■ **What you are asked to do**: On every line of the listing, check for "monitor"; copy the lines that have it.

------ Given data

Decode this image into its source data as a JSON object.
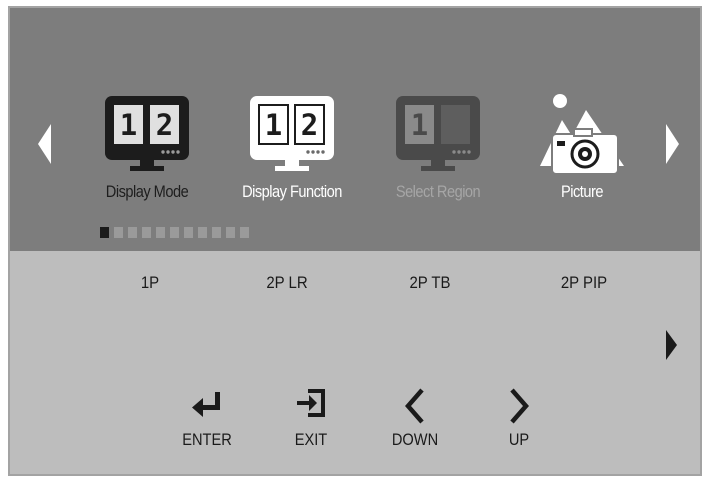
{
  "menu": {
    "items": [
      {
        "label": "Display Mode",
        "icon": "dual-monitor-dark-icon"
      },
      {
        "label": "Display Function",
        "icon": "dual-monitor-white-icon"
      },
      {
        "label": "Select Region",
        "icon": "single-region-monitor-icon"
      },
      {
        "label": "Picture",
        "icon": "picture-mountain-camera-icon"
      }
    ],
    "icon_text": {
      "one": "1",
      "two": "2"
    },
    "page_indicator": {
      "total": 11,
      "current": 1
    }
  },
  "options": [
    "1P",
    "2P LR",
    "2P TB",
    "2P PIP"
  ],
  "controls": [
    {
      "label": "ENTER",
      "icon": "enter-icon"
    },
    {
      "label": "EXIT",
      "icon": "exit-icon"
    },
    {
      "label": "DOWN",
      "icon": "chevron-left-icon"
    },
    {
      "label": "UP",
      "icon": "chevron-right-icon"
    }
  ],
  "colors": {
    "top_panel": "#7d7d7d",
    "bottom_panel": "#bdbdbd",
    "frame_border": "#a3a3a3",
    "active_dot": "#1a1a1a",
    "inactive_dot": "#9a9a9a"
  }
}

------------

■ **Task output**:
        "icon": "dual-monitor-dark-icon"
        "icon": "dual-monitor-white-icon"
        "icon": "single-region-monitor-icon"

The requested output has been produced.